So to anyone thinking about long distance relationships, here’s a few thoughts for you. First of all, long distance relationships mean you can meet some amazing people you might never have been able to know if you’d stuck to your home city. Don’t discount people primarily on distance, there are other more important factors that limit whether a relationship is workable or not. Second, look very carefully about your available time, energy and resources. You might fall madly in lust with that hot queer over in Leicester, but can you realistically and consistently dedicate enough to make that relationship work? Relationships need work and energy pouring into them for them to flourish, and you need to know you can offer that to someone before you go down that road. Don’t let your decisions be governed by your pants, use your head and avoid tears later. Third, be honest and realistic about what you want from a connection, and whether you can get it from this person or from another. If you want a relationship where your lover spends three nights a week with you, can you make this work long distance, or does this need to be a different form of connection? Fourth, be prepared to work around the problem. You might only be able to spend time with your lover once a month, but we can connect in other ways in this electronic age. You can text/Whatsapp/Telegram all day should you so wish, email, use social media sites, or voice call each other. Skype or face-time is a wonderful way of feeling like you’re connecting, just chatting about your day and keeping the relationship momentum going. Let’s not forget the good old fashioned letter writing, sending your love a little note or tiny gift to let them know you’re thinking of them. Meeting at events or half-way points can cut down on travel and allow you to spend time with each other socially rather than in the bubble at one of your homes. Finally, be prepared for long distance relationships to be less intense/committed/involved unless you can all invest significantly into it, or if one or more people are prepared to move closer to each other. Being close to each other allows spontaneity, which allows us more ‘real time’ with each other, allowing relationships to deepen and strengthen.
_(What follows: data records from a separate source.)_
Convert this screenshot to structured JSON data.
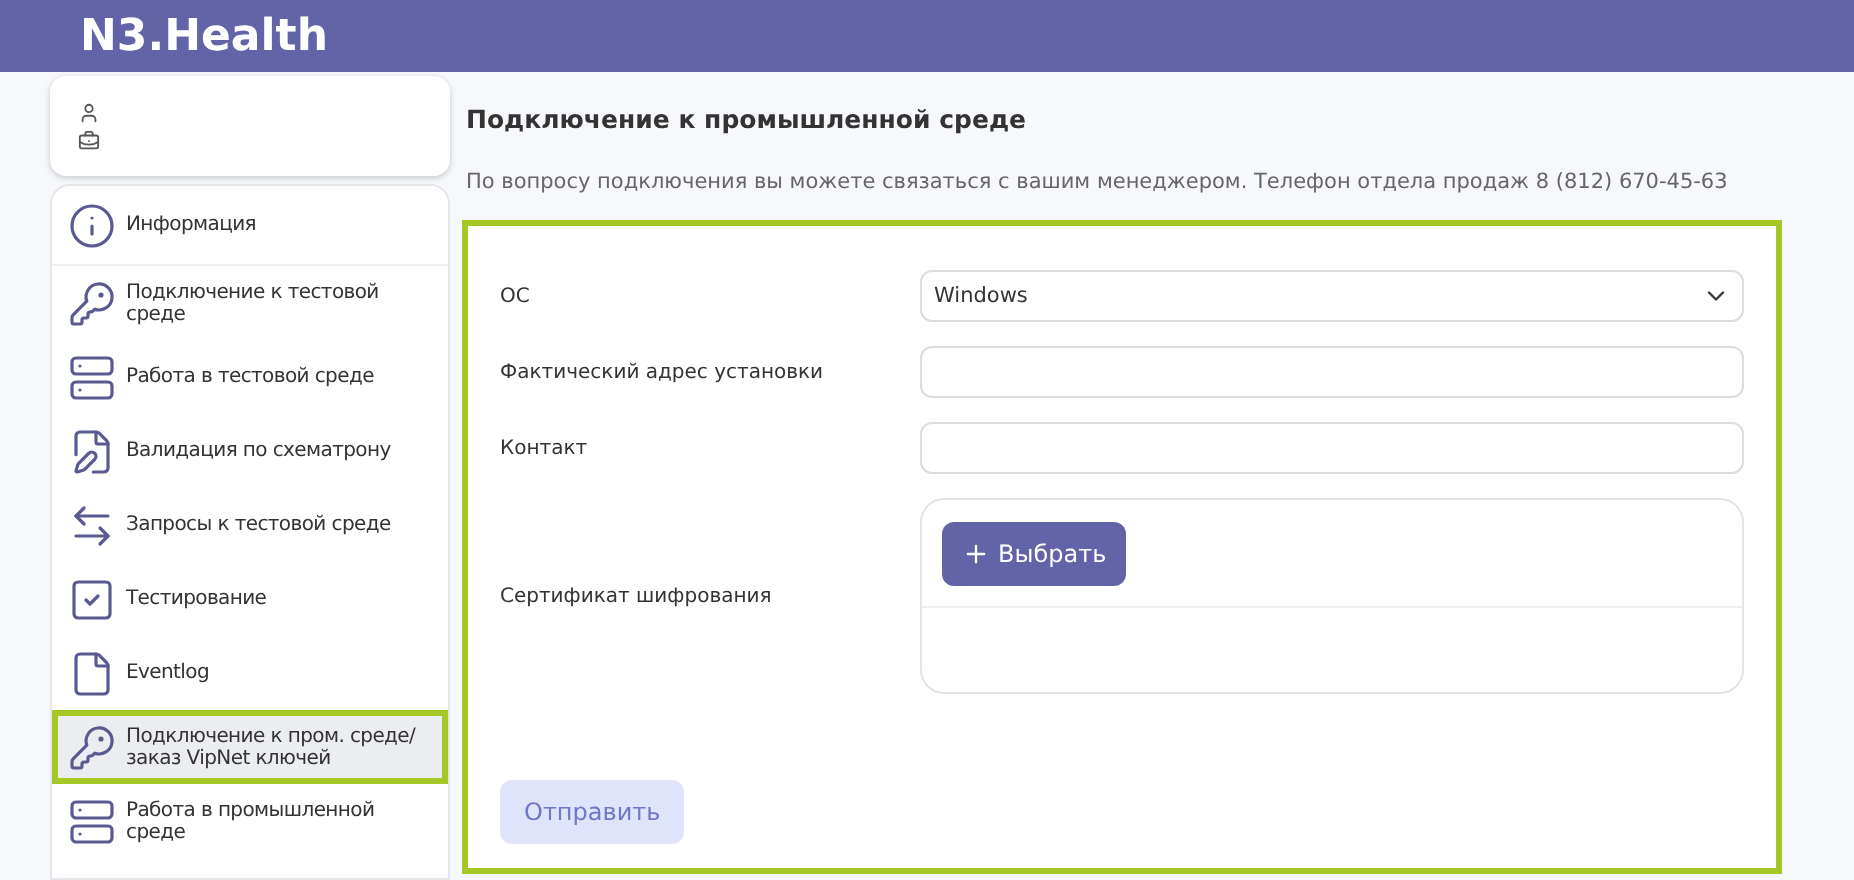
{
  "header": {
    "logo": "N3.Health"
  },
  "sidebar": {
    "items": [
      {
        "kind": "info",
        "label": "Информация",
        "selected": false
      },
      {
        "kind": "key",
        "label": "Подключение к тестовой среде",
        "selected": false
      },
      {
        "kind": "server",
        "label": "Работа в тестовой среде",
        "selected": false
      },
      {
        "kind": "file-edit",
        "label": "Валидация по схематрону",
        "selected": false
      },
      {
        "kind": "arrows",
        "label": "Запросы к тестовой среде",
        "selected": false
      },
      {
        "kind": "check",
        "label": "Тестирование",
        "selected": false
      },
      {
        "kind": "file",
        "label": "Eventlog",
        "selected": false
      },
      {
        "kind": "key",
        "label": "Подключение к пром. среде/ заказ VipNet ключей",
        "selected": true
      },
      {
        "kind": "server",
        "label": "Работа в промышленной среде",
        "selected": false
      }
    ]
  },
  "page": {
    "title": "Подключение к промышленной среде",
    "description": "По вопросу подключения вы можете связаться с вашим менеджером. Телефон отдела продаж 8 (812) 670-45-63"
  },
  "form": {
    "fields": [
      {
        "kind": "select",
        "label": "ОС",
        "value": "Windows"
      },
      {
        "kind": "input",
        "label": "Фактический адрес установки"
      },
      {
        "kind": "input",
        "label": "Контакт"
      },
      {
        "kind": "file",
        "label": "Сертификат шифрования",
        "button": "Выбрать"
      }
    ],
    "submit": {
      "label": "Отправить",
      "disabled": true
    }
  }
}
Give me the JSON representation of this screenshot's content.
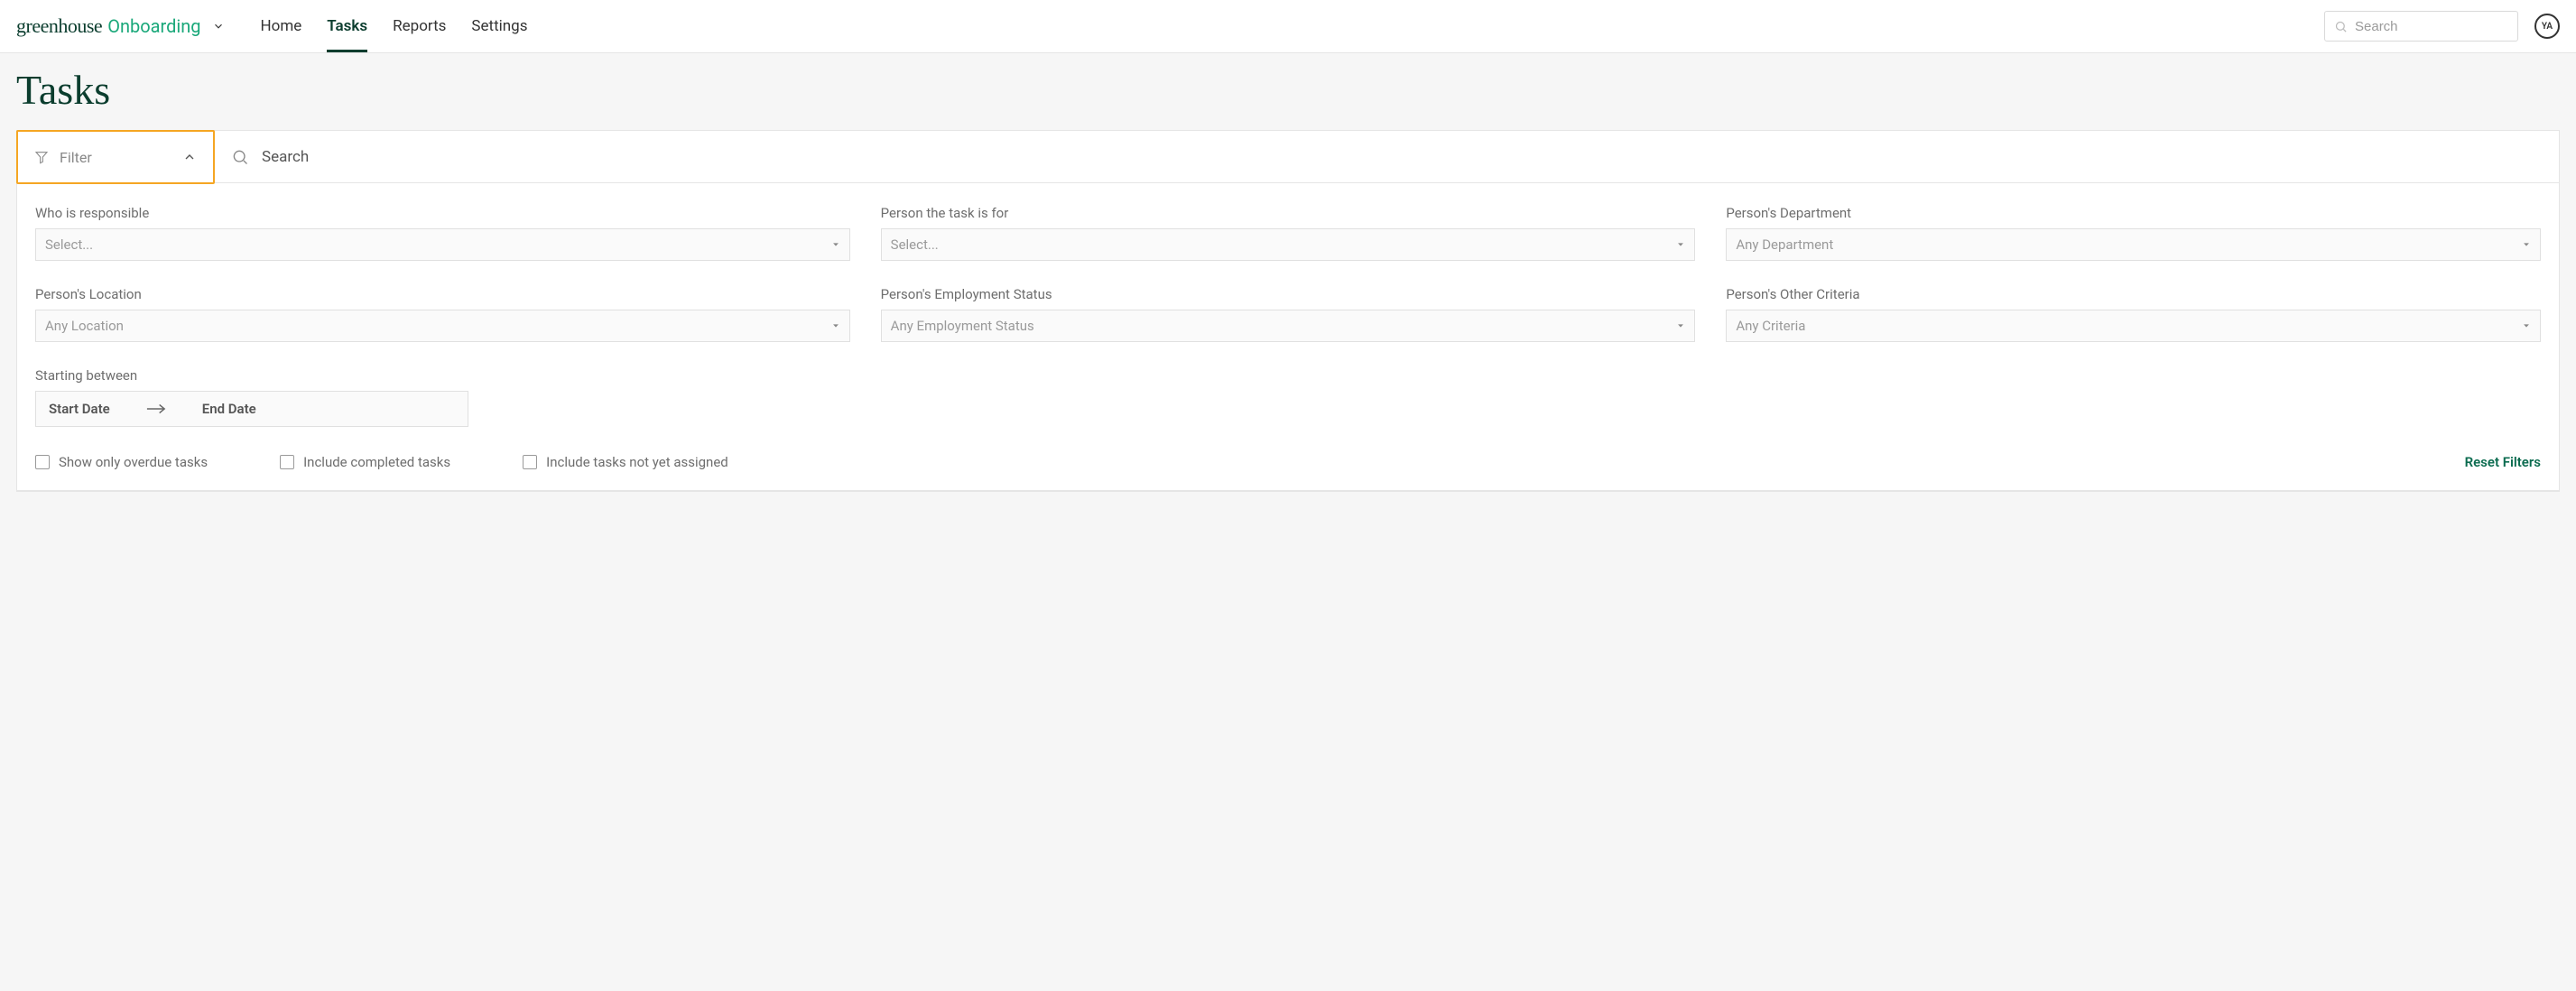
{
  "brand": {
    "part1": "greenhouse",
    "part2": "Onboarding"
  },
  "nav": {
    "items": [
      {
        "label": "Home",
        "active": false
      },
      {
        "label": "Tasks",
        "active": true
      },
      {
        "label": "Reports",
        "active": false
      },
      {
        "label": "Settings",
        "active": false
      }
    ]
  },
  "top_search": {
    "placeholder": "Search"
  },
  "avatar": {
    "initials": "YA"
  },
  "page": {
    "title": "Tasks"
  },
  "filter_toggle": {
    "label": "Filter"
  },
  "panel_search": {
    "label": "Search"
  },
  "filters": {
    "responsible": {
      "label": "Who is responsible",
      "placeholder": "Select..."
    },
    "person_for": {
      "label": "Person the task is for",
      "placeholder": "Select..."
    },
    "department": {
      "label": "Person's Department",
      "placeholder": "Any Department"
    },
    "location": {
      "label": "Person's Location",
      "placeholder": "Any Location"
    },
    "emp_status": {
      "label": "Person's Employment Status",
      "placeholder": "Any Employment Status"
    },
    "other": {
      "label": "Person's Other Criteria",
      "placeholder": "Any Criteria"
    },
    "starting": {
      "label": "Starting between",
      "start": "Start Date",
      "end": "End Date"
    }
  },
  "checkboxes": {
    "overdue": {
      "label": "Show only overdue tasks"
    },
    "completed": {
      "label": "Include completed tasks"
    },
    "unassigned": {
      "label": "Include tasks not yet assigned"
    }
  },
  "reset": {
    "label": "Reset Filters"
  }
}
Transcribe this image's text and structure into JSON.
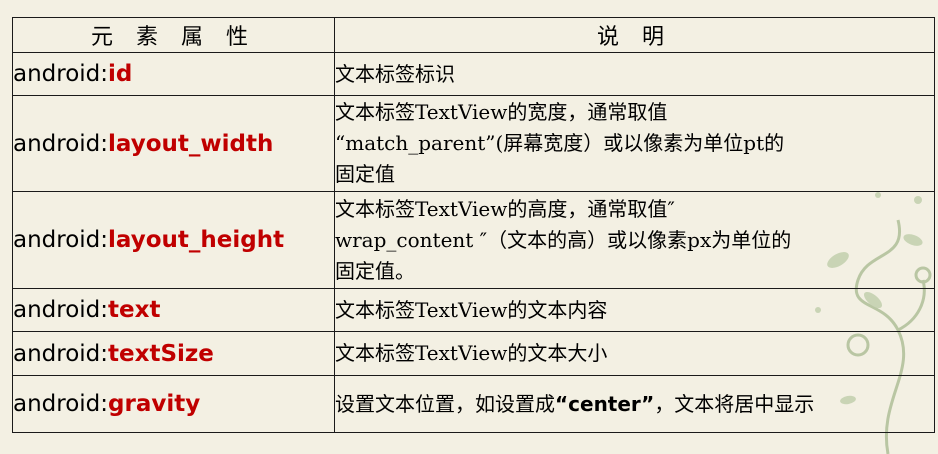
{
  "table": {
    "headers": [
      "元 素 属 性",
      "说  明"
    ],
    "rows": [
      {
        "prefix": "android:",
        "name": "id",
        "desc": [
          "文本标签标识"
        ]
      },
      {
        "prefix": "android:",
        "name": "layout_width",
        "desc": [
          "文本标签TextView的宽度，通常取值",
          "“match_parent”(屏幕宽度）或以像素为单位pt的",
          "固定值"
        ]
      },
      {
        "prefix": "android:",
        "name": "layout_height",
        "desc": [
          "文本标签TextView的高度，通常取值″",
          "wrap_content ″（文本的高）或以像素px为单位的",
          "固定值。"
        ]
      },
      {
        "prefix": "android:",
        "name": "text",
        "desc": [
          "文本标签TextView的文本内容"
        ]
      },
      {
        "prefix": "android:",
        "name": "textSize",
        "desc": [
          "文本标签TextView的文本大小"
        ]
      },
      {
        "prefix": "android:",
        "name": "gravity",
        "desc_parts": [
          "设置文本位置，如设置成",
          "“center”",
          "，文本将居中显示"
        ]
      }
    ]
  },
  "colors": {
    "background": "#f3f0e3",
    "attr_name": "#c00000",
    "border": "#1a1a1a",
    "decor": "#b9c6a3"
  },
  "icons": [
    "vine-decoration"
  ]
}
Long distance relationships have been the bedrock of my polyamorous relationships, and I’ve had some amazing loves because I’ve been prepared to accept the downsides with the upside of meeting these wonderful people. I truly believe that if I lived in the same cities as some of them, we’d still be together, and that makes me sad, but also affirms my need for closeness in my most intimate relationships. It’s taken me three years to figure that out, and to all the partners I’ve broken up with because of it, I’m truly sorry that I didn’t figure this out earlier, and save us both some pain, but I wouldn’t go back and not be in those relationships if I could. I’d just approach them differently, as I do now, knowing what I need and want at this stage in my life.